Pattern Description: Very loose-fitting, pullover top has collar and shaped armholes. Designed for moderate stretch knits.
Pattern Sizing: B5(8-10-12-14-16), F5(16-18-20-22-24)
I normally cut a 16 in Katherine Tilton’s designs, but the “very loose-fitting” description and my previous experience led me to cut a 14.
Did it look like the photo/drawing on the pattern envelope once you were done sewing with it? Yes.
Were the instructions easy to follow?Yes. Really the only tricky think is the corners on the sleeves.
What did you particularly like or dislike about the pattern? To me, the sleeve detail makes it a nice departure from the standard tee shirt.
Fabric Used: Hemp/Organic Cotton Jersey from Emma One Sock.
Pattern alterations or any design changes you made:
This is my fourth go-round with this pattern. The first three all seemed a little boxy. However, the fabric I used for those also had more stretch than this hemp/cotton jersey. I cut a 14 rather than a 16, but I did the sleeve seams at ⅜” rather than ⅝”.
I added 1.75″ to the length of the front and back. I’m 5’8″.
On the first top I made, the neck was too floppy. It just lies there. I tend to wear a handknit cowl with it to disguise the sleepy collar. In the third, I actually interfaced the collar. It was a little better, but still not just right. For this one, I used Marcy and Katherine’s trick of offsetting the collar and basting before sewing into the neckline. On one long side of the collar, I marked notches that were 1.5″ to the right of the existing notches. I also marked a point 1.5″ to the right of the center back seam line. I sewed the center back seam, then matched up the off-center notches, basted, and sewed in place with a double seam. After trimming and pressing, I slipped it over my head and was in love. Great improvement.
Would you sew it again? Would you recommend it to others? I won’t sew it again, as four is enough. I haven’t made the pants yet, and may try those. I would recommend it.
Conclusion: Cute easy-to-wear top will make a great addition to my spring/fall wardrobe. The hemp/cotton seems like it will be too warm for summer wear.
So how did I get from “meh” to “hey, great!”? Embellishment.
I’m a student of Diane Ericson, Marcy Tilton, and Nancy Shriber. Diane has a great line of stencils, and leads great workshops in how to add a Wow factor to your garments with ink, paint, dye, and stenciling. Marcy Tilton has a line of silkscreens.
I typically use Marcy’s silkscreens, but today I wanted to use a stencil. Diane’s “Global Shapes” stencil was hanging next to my cutting table, so I grabbed it, then found silver and russet metallic Lumiere paints, gloves, brushes and sponges, and some plastic lids. Grabbing a piece of cardboard to stick in-between the front and back, I was ready to embellish.
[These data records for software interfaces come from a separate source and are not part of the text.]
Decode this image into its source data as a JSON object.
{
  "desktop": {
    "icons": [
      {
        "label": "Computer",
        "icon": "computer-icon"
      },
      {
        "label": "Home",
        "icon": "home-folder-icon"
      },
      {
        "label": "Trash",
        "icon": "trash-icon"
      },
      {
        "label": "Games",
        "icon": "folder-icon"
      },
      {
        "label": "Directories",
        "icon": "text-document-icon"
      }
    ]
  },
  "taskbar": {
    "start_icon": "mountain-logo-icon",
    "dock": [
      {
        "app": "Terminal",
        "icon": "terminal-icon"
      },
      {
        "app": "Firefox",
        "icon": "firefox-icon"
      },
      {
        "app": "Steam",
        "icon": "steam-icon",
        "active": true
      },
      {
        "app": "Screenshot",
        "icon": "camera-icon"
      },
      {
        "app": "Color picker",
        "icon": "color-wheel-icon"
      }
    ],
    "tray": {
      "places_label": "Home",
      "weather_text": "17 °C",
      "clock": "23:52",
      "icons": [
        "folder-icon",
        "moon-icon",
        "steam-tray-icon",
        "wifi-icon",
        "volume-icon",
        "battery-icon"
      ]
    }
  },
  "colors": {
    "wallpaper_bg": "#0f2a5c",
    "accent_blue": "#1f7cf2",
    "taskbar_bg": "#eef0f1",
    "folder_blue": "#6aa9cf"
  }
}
I marked the center point on the front and stamped the cool multi-line circle in silver. Then I decided it needed friends, so moved up one stripe and stamped another circle to the left of the original, then rotated the circle a little and stamped on to the right. But there was a large unadorned center in each circle group, so I poured some russet, and used three of the five en-point squares (center right in the photo) to add a little color to the center of each circle set.
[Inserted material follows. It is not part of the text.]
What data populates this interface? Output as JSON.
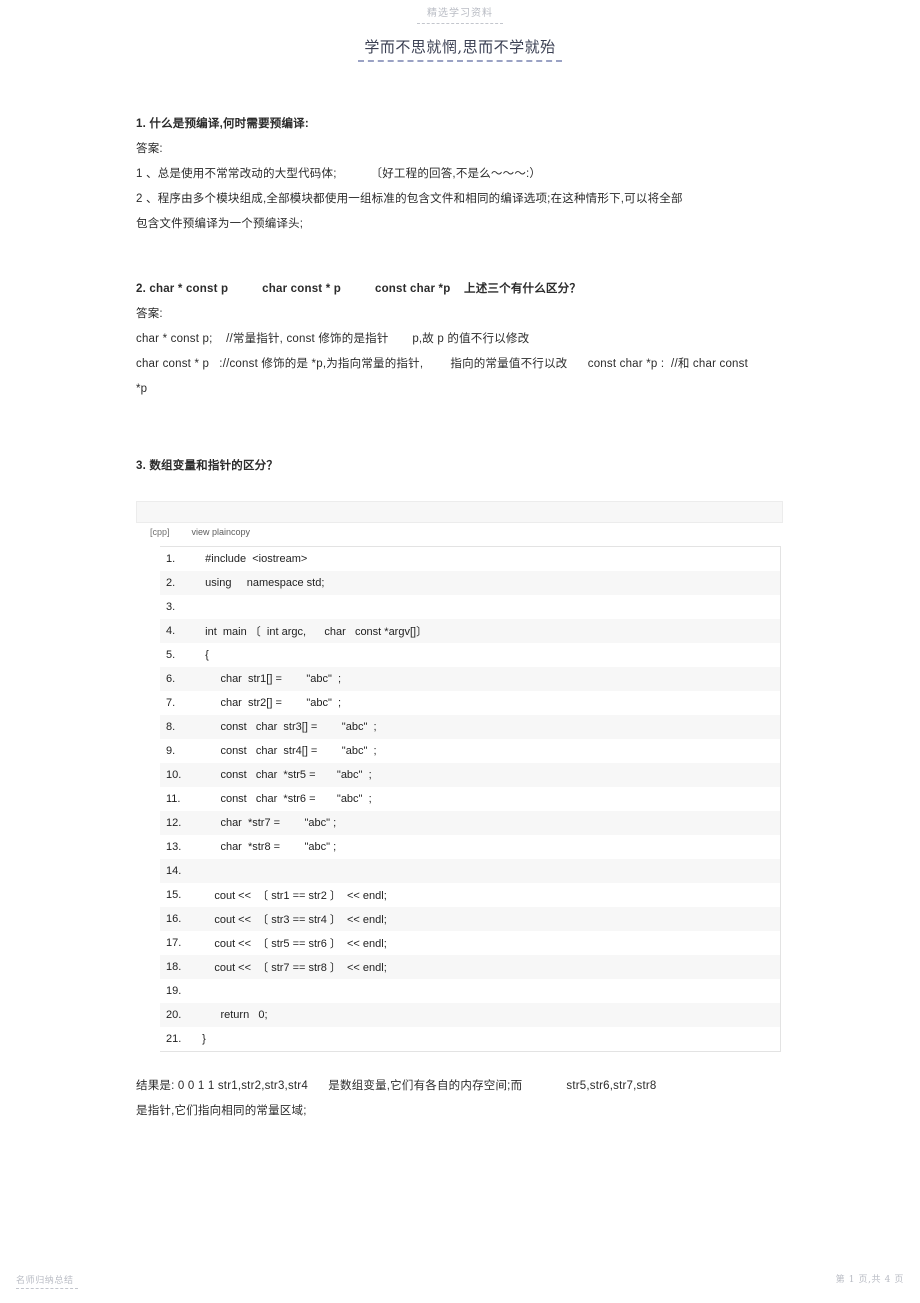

One thing I learned from Nancy Shriber that I practice with every piece of wearable art is, “You not only enter a room, you also leave.” I love putting a little something on the back of garments to surprise viewers when I turn around. I used the curved rectangle and just sponged around the edges, not through the entire rectangle. When that was dry, I stamped three more russet squares, then brushed a little with the russet in the lower righthand corner.
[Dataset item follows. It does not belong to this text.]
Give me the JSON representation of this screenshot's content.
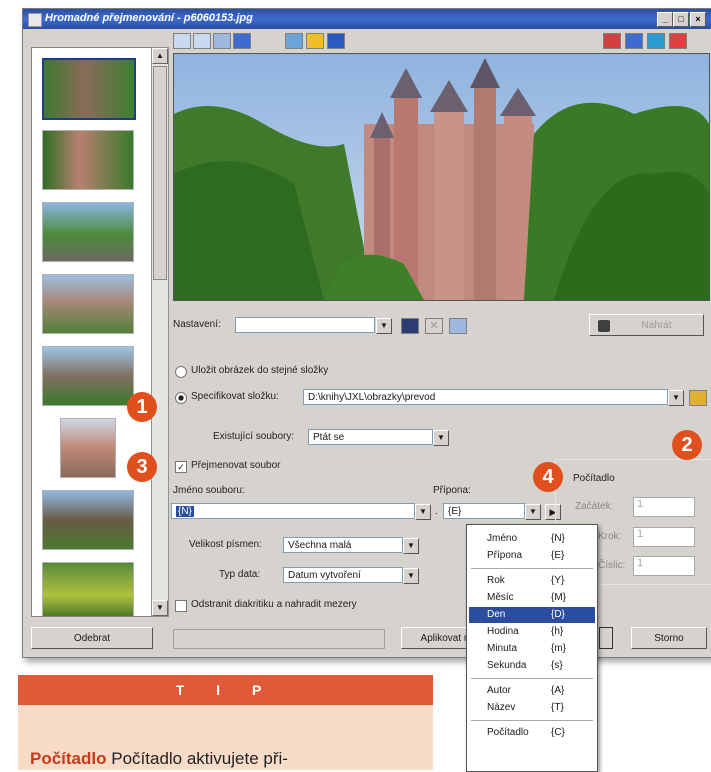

I was done, and I was in love. The striped shirt, by itself, was borrrring. The striped shirt with the metallic embellishments, but fun and—to my eye—chic.
I’ve always felt inept with stencils and paints, but today I felt very, very ept. This project, my friends, was a success!
(And—if I may brag—look at those perfectly matched seams!)